Many studies show that Agile is one of the primary ways to develop software products today; in many ways, we’ve come a long way since the days where software was produced with the same engineering mentality that goes into building bridges, tankers or large office buildings. Put simply, the environments for most software projects today, are soaked in uncertainty and business requirements that constantly shift.
Toyota and Lean has shown that there is a way to produce quality and value for customers (internal or external), which also suits the typically change prone environments where many IT products are delivered.

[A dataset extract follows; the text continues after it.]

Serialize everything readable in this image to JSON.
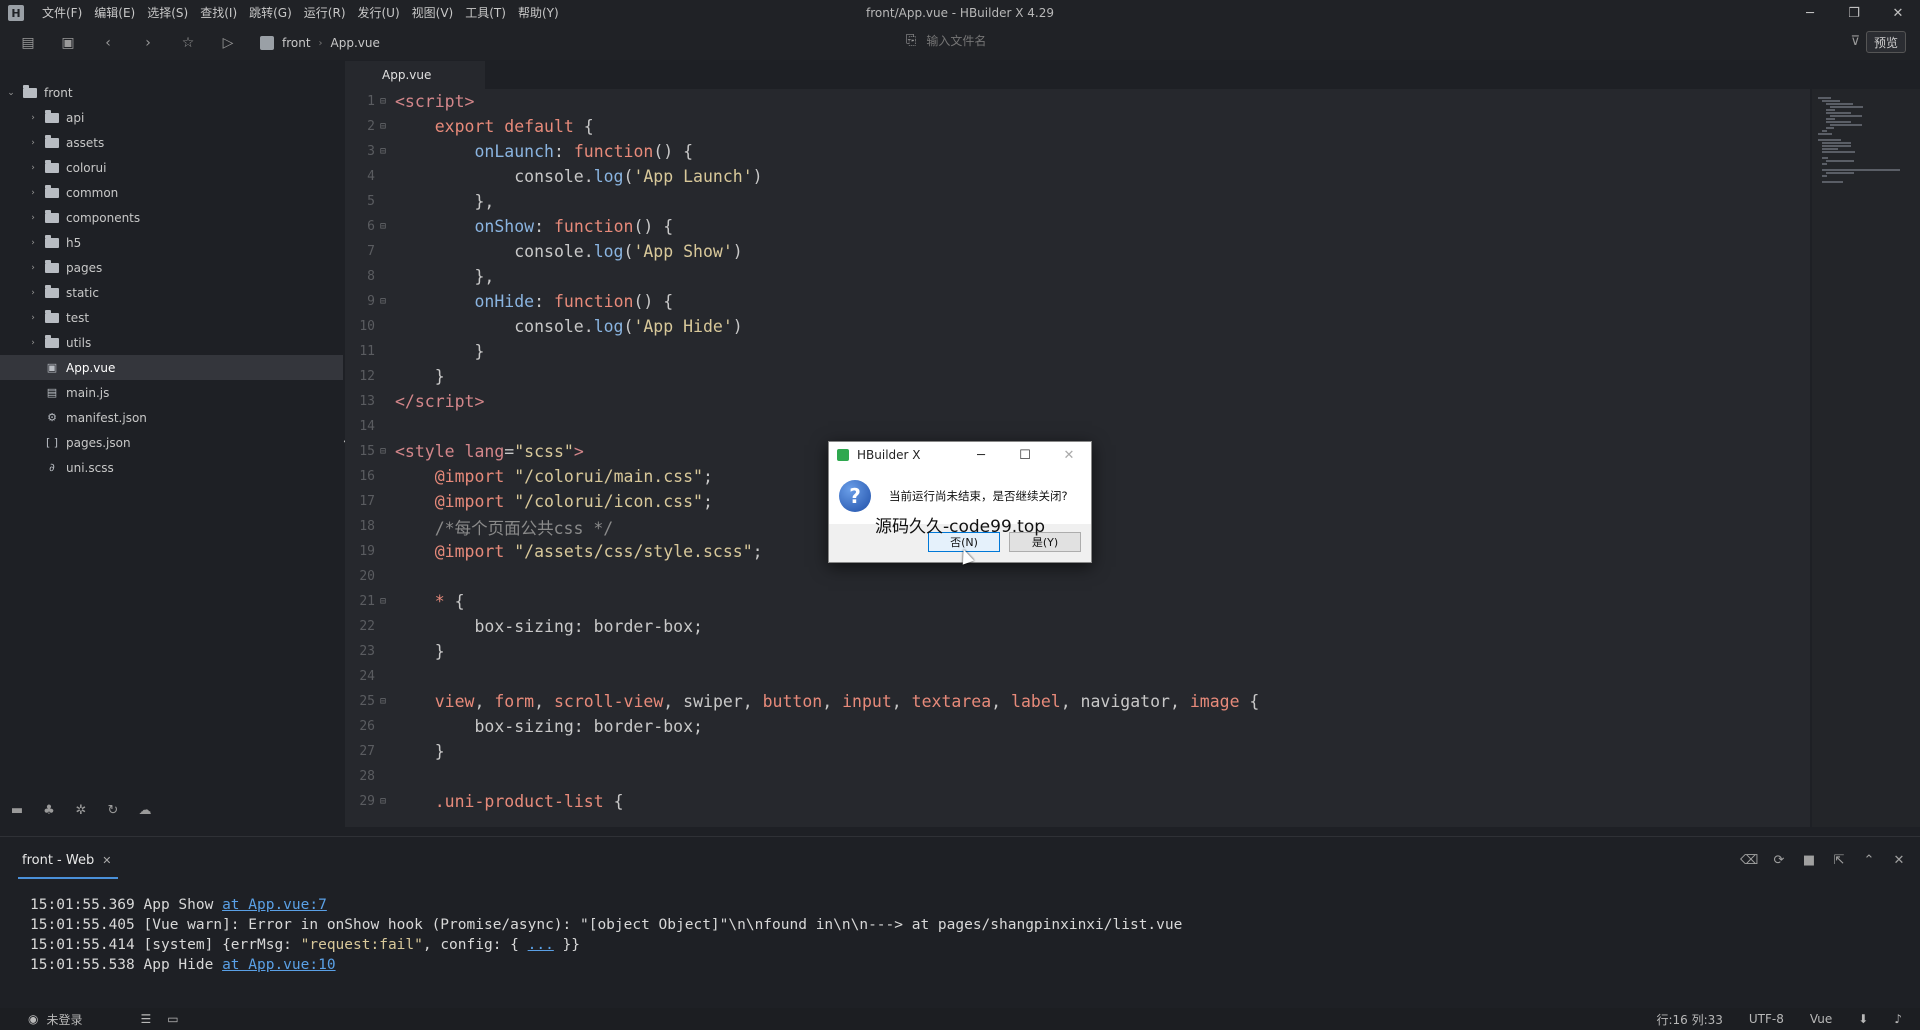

What many organizations I’ve come across in IT contexts tend to focus too little on, is how to merge PRINCE2 and Agile principles so that they, holistically, achieve a project execution environment that does not sacrifice clarity for efficiency, or vice versa. There needs to be a clear line from the principles driving the project board, to the team(s) delivering the actual products. This is not to say that the project management may not also be inspired by lean thinking, by all means, I cannot see this as a bad idea, but solely focusing on product development will make some of the more general (but still important questions) go unanswered.
In other words, project management must create the structure and foundation (clarity) that enables the specialist teams to deliver the highest quality products with the most value(effectiveness), which enables the organization to accomplish the business strategy.
So to me, Agile and PRINCE2 can and should work together in IT projects in this day and age.
In a future post I will investigate how the Management Stages of PRINCE2 (what many perceive as the ever so dreadful waterfall approach) actually has a different focus than the traditional ‘Requirements’, ‘Analysis’, ‘Design’ arrangement of projet stages. Stay tuned!
Nikolaj Raahauge is an approved PRINCE2® Trainer and is employed as PRINCE2® Lead Trainer and Management Consultant at Peak Consulting Group